First, there’s an unspoken pain in Rosnani’s eyes as she tries to deal with her despicable mother-in-law and her husband’s apparent disinterest in having a baby.
Next, Zaryn’s flippant cheater’s facade belies his internal conflict, portrayed through the slightest hesitations in his interactions with both his wife and mistress.
Finally, Adina’s cruel, stinging words might be consistently delivered with biting contempt, but it’s the pure condescension in the looks directed at Rosnani that make her performance so arresting.
Another notable character is Loh Ah Yoke, one of the daughters who was switched at birth, and played by Rachel Wan. Knowing Mediacorp’s tendency to develop half-assed characters, I expected the Night Owl Cinematics actress to go overboard with her personification of an ah lian, before reducing herself to a bland caricature.
So I’m surprised that her onscreen presence isn’t just enjoyable to watch, she also applies the right amount of restraint to a role that would be easy to over-play.
Not to worry, there are still a few painfully awkward scenes typical of Channel 5 dramas, such as when Ella Shelley tries desperately to force a connection with Dr Shen Yang, who attends to her after an accident. Not only does she get his number, she also decides to volunteer at the hospital to get closer to him. By the way, this is also the hospital where she was switched at birth.
In one episode, Dr Shen swoops in to protect his staff nurse from a patient’s physical attacks, causing Ella to develop a bigger crush on him. All this happens to dramatic background music.
This stuff is enough to permanently lodge my eyeballs at the back of my head.

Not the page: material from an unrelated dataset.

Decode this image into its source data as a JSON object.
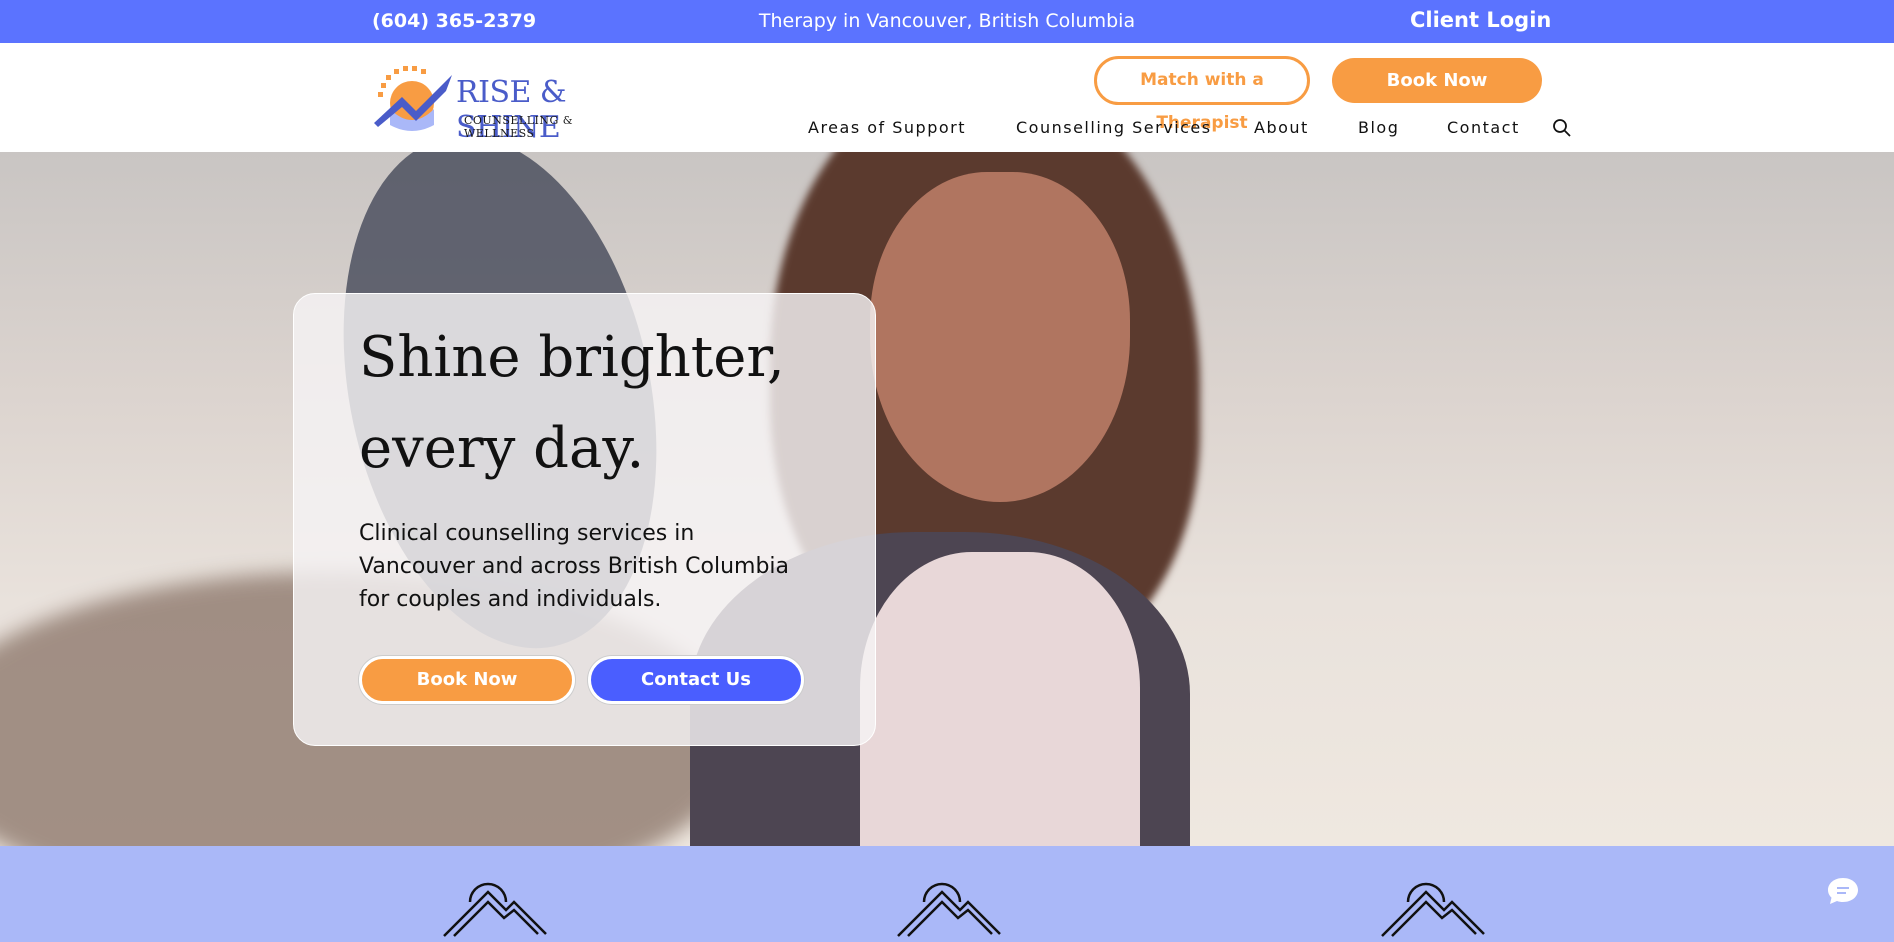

Still, I reiterate: you may start watching Kin ironically, but eventually you will realise it’s not one of those shows that is so bad that it’s good.
It is strangely, genuinely good.

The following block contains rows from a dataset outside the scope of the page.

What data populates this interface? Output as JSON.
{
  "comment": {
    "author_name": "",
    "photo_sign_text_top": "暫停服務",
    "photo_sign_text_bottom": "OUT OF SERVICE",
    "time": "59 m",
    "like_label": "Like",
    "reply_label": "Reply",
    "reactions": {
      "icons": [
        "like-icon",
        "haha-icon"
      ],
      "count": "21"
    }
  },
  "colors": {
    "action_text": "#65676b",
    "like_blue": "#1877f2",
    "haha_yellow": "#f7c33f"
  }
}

Camp is not bad taste. It is, at least according to Susan Sontag, “a good taste of bad taste”. Ironically, constantly seeking highbrow and serious pleasures deprives oneself of true pleasure; a genuine enjoyment, instead of judgement, for what’s traditionally considered ‘bad taste’ can be liberating.
As such, Sontag argues that campy content is often treated as a “daring and witty hedonism”, a valuable cultural rebellion of sorts to more acceptable, refined, and sophisticated tastes. When most of our culture dictates that it’s cool to play it cool, camp celebrates the person who passionately fails at being seriously dramatic or dramatically serious.
In this case, camp would appreciate that the eccentricities in Kin, plotline and characters alike, are sometimes stilted and simplistic, even as they are meant to inject serious realism and relatability into the show. Yet, no matter the ‘failures’, it’s obvious the intentions are sincere.
Kin’s keen portrayal of ordinary struggles inspires an inevitable feeling of tenderness towards the show and its characters, keeping me clicking through, one episode after another. Until I had to refresh the page because I couldn’t find the button for the next video.
No matter how endearing the storyline or how engaging the cast, Kin’s potential is hindered by the backward, disastrous platform it’s hosted on.
It continues to baffle me why Mediacorp doesn’t, for the sake of all things local and their dwindling viewership, put their shows on Netflix. Or at least spend a tiny fraction of their multi-million dollar profit to upgrade Toggle’s UX so it resembles something built in the 21st century.
Last night, for instance, it took me 10,000 years just to locate the catch-up TV button, and another lifetime for the video to load. In that time, I fell asleep.
The next thing I knew, I had to dress for work, frustrated that I was unable to find out whether Deanna breaks the news about her brain cancer to her husband, and if she informs him of her absurd plan for him to marry her best friend once she’s dead.
Sorry, spoiler alert.